Subsequent reports have clarified the picture: Gingrich’s contributions, which had surged before and immediately after his Jan. 21 win in the South Carolina primary, declined noticeably after he stumbled in the Jan. 23 debate in Tampa and the Jan. 26 debate in Jacksonville, then fell dramatically after he lost the Jan. 31 Florida primary by 14 points. We didn’t know that until after the February FEC reports were published March 20, but there was a telltale clue in the silence from Team Newt in early March. The Santorum campaign announced on Feb. 29 that they’d raised $9 million in February, and a few days later, Romney’s campaign said Mitt had raised $11 million in Febuary, but you could hear the crickets chirping at Gingrich HQ, as far as finances were concerned. So on Tuesday, March 13, I suggested two important questions:
Question 1: How much did Newt raise in February? Question 2: What was his campaign’s cash-on-hand and total debt as of March 1?
Something seemed very suspicious about the situation, and those who have closely examined the Gingrich campaign’s more recent FEC reports are now asking some troubling questions:
As the presidential campaign of Newt Gingrich persevered despite no realistic prospect of victory, the former House speaker spent lavishly on the trappings of a more-successful, high-profile campaign, spending more on travel and security in March than Mitt Romney did, records show. . . .
Watchdogs said the fact that the numbers are so high raises questions about whether Mr. Gingrich might be profiting from the funds.
“Hopefully, the Federal Election Commission will do its job and, to the extent red flags are raised by these extraordinarily high travel fees, investigate,” said Paul S. Ryan, a lawyer at the Campaign Legal Center.
Campaigns are required to disclose the ultimate destination of campaign funds, not merely note they are “reimbursements” for unspecified expenses — a requirement that specialists say places the Gingrich campaign’s accounting at odds with federal law.
“It’s clearly illegal to convert funds to personal use, and the disclosure requirements are intended to enable enforcement … but we don’t have that disclosure,” Mr. Ryan said, noting that it would take an audit to determine whether Mr. Gingrich was profiting from the $271,000 he was paid. . . .
[Gingrich campaign spokesman R.C.] Hammond said the $1.1 million debt to Moby Dick Airways, reported as “incurred” during March, actually covered a longer time, despite the fact that the campaign has reported a running and steadily increasing tab with the airline each month.
If true, that practice has mischaracterized the campaign’s standing for months, making Mr. Gingrich seem more viable than he was early in the campaign and allowing the campaign to suddenly plunge deeply into debt later.
Mr. Ryan said such back-loading also violates FEC rules, which require goods and services to be recorded as debts or expenditures during the month the campaign benefited from them — “not when a bill is received.”

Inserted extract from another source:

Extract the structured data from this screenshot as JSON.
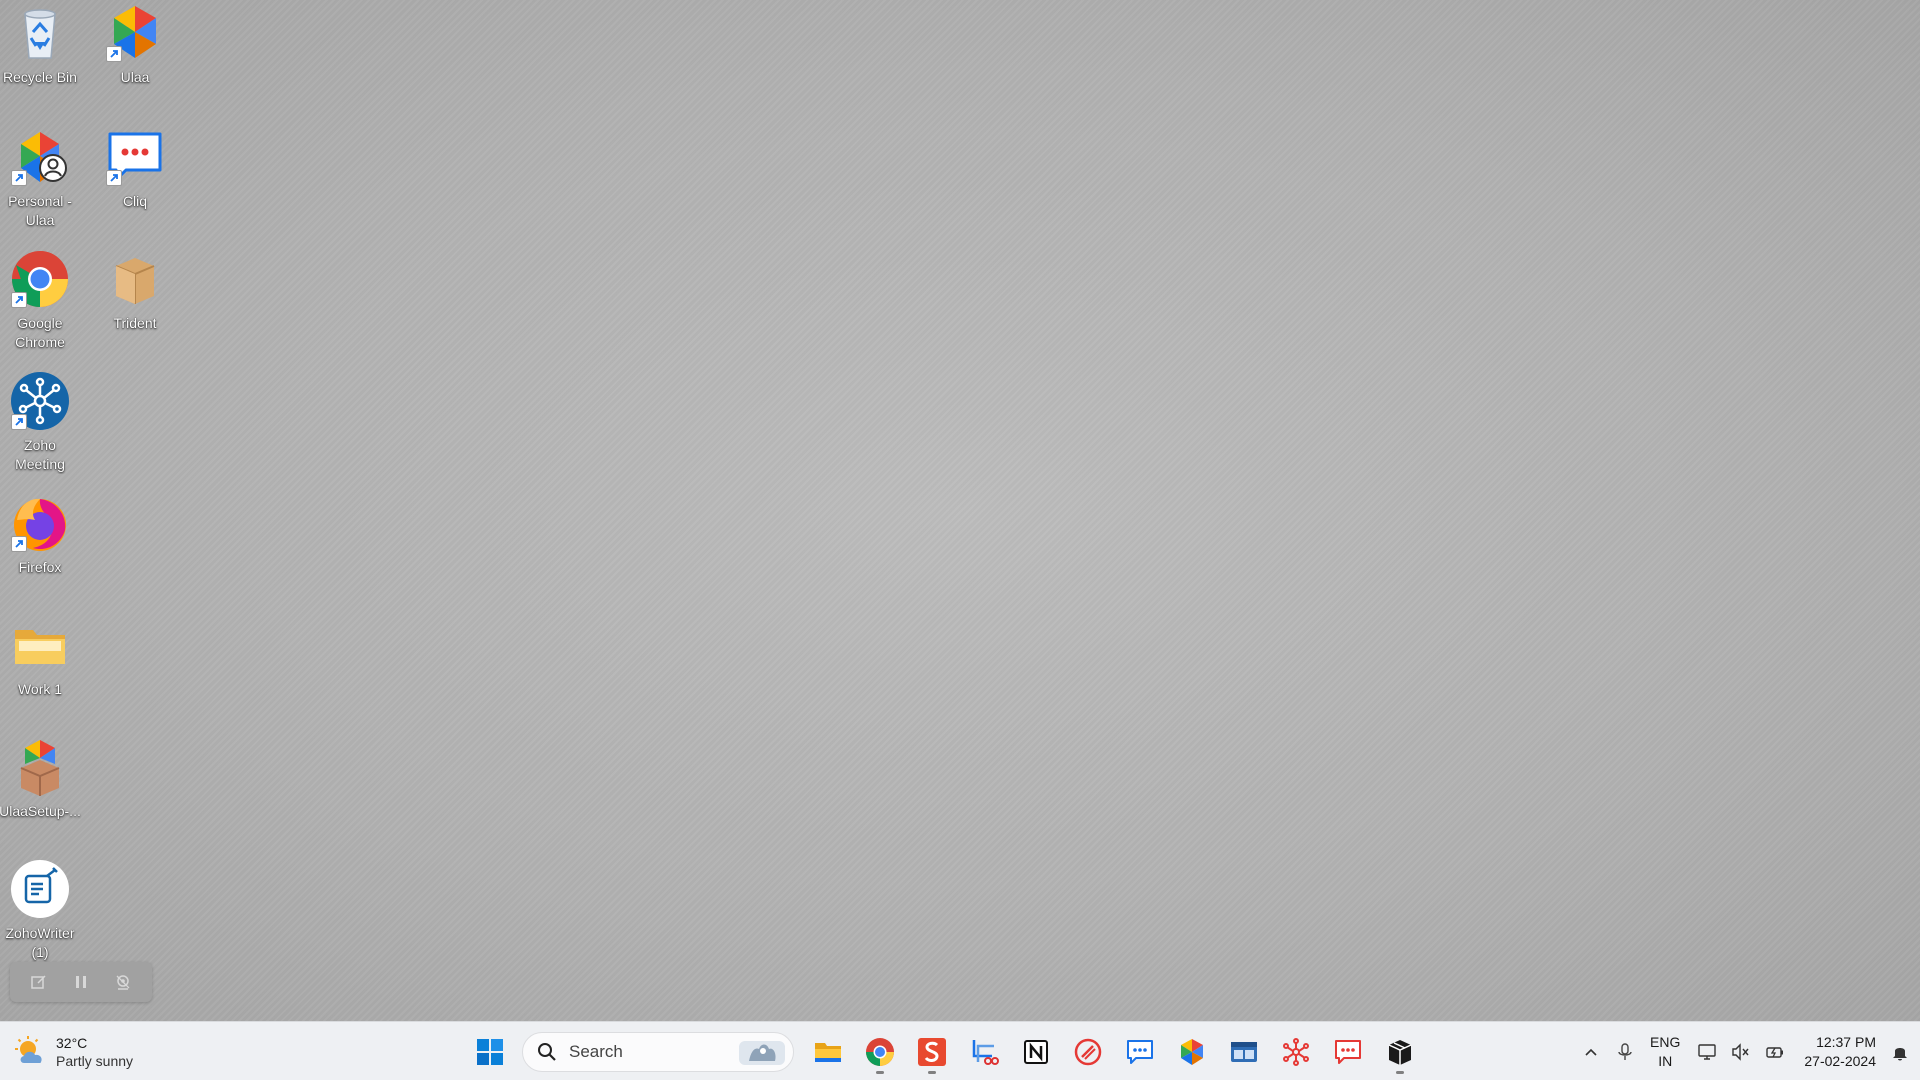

While I had suspected the Gingrich campaign of mismanagement, it hadn’t occurred to me that they might actually be violating federal law, and this suggestion that Newt himself was skimming the till — well, let’s hope that’s not true. Otherwise, the “Road to the White House” could become the “Road to Federal Prison.”
(Hat-tip: Lisa Graas on Twitter.)